TASK DIRECTIONS
For each line below that contains the word "Ctrl", return that line.

Entries from a dataset of interfaces
»»
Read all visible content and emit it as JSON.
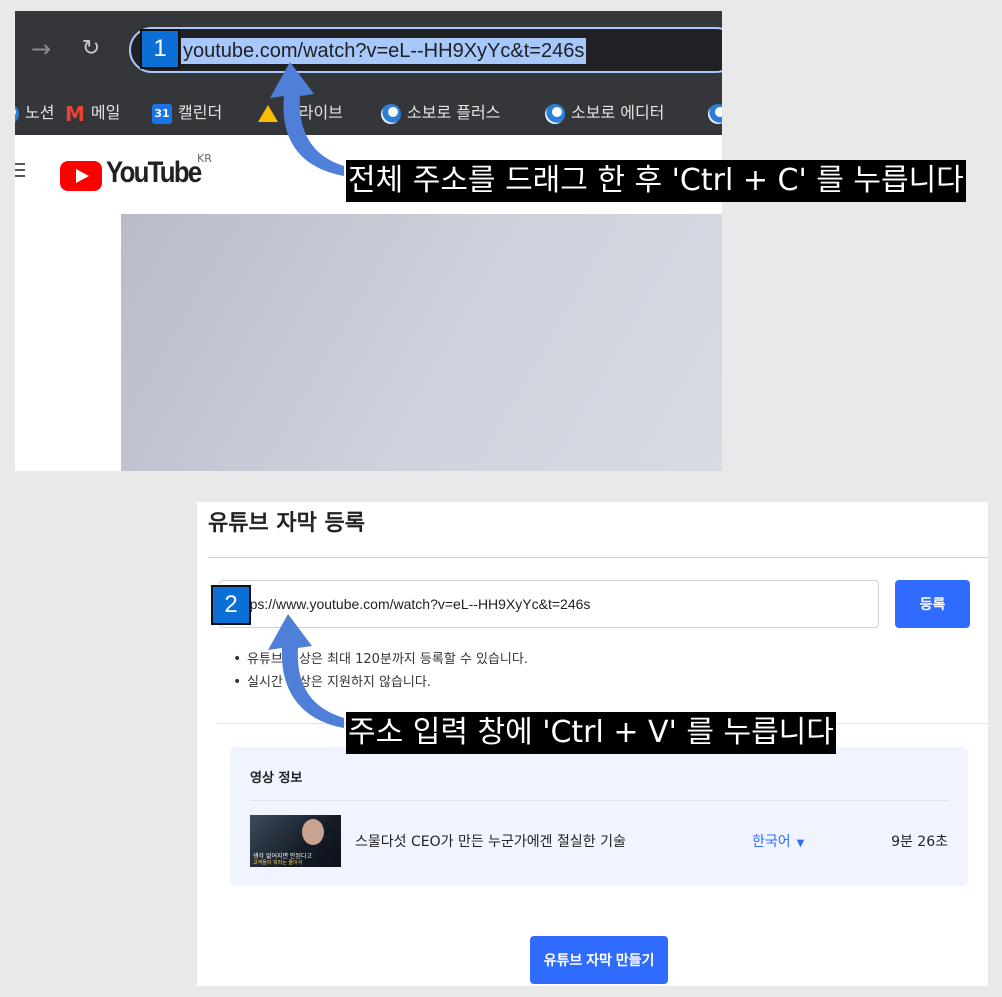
{
  "browser": {
    "url_selected": "youtube.com/watch?v=eL--HH9XyYc&t=246s",
    "bookmarks": [
      {
        "icon": "globe-icon",
        "label": "노션"
      },
      {
        "icon": "gmail-icon",
        "label": "메일"
      },
      {
        "icon": "calendar-icon",
        "label": "캘린더",
        "icon_text": "31"
      },
      {
        "icon": "drive-icon",
        "label": "드라이브"
      },
      {
        "icon": "globe-icon",
        "label": "소보로 플러스"
      },
      {
        "icon": "globe-icon",
        "label": "소보로 에디터"
      }
    ]
  },
  "youtube": {
    "wordmark": "YouTube",
    "region": "KR"
  },
  "registration": {
    "title": "유튜브 자막 등록",
    "url_value": "https://www.youtube.com/watch?v=eL--HH9XyYc&t=246s",
    "register_label": "등록",
    "notes": [
      "유튜브 영상은 최대 120분까지 등록할 수 있습니다.",
      "실시간 영상은 지원하지 않습니다."
    ],
    "video_info": {
      "title": "영상 정보",
      "thumbnail_caption_1": "생각 없어지면 안된다고",
      "thumbnail_caption_2": "고객들이 뭐라는 줄이서",
      "name": "스물다섯 CEO가 만든 누군가에겐 절실한 기술",
      "language": "한국어",
      "duration": "9분 26초"
    },
    "make_label": "유튜브 자막 만들기"
  },
  "annotations": {
    "step1_number": "1",
    "step1_text": "전체 주소를 드래그 한 후 'Ctrl + C' 를 누릅니다",
    "step2_number": "2",
    "step2_text": "주소 입력 창에 'Ctrl + V' 를 누릅니다",
    "badge_color": "#0b6fd6",
    "arrow_color": "#4f7fd8"
  }
}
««
RESULT OF THE EXERCISE
    "step1_text": "전체 주소를 드래그 한 후 'Ctrl + C' 를 누릅니다",
    "step2_text": "주소 입력 창에 'Ctrl + V' 를 누릅니다",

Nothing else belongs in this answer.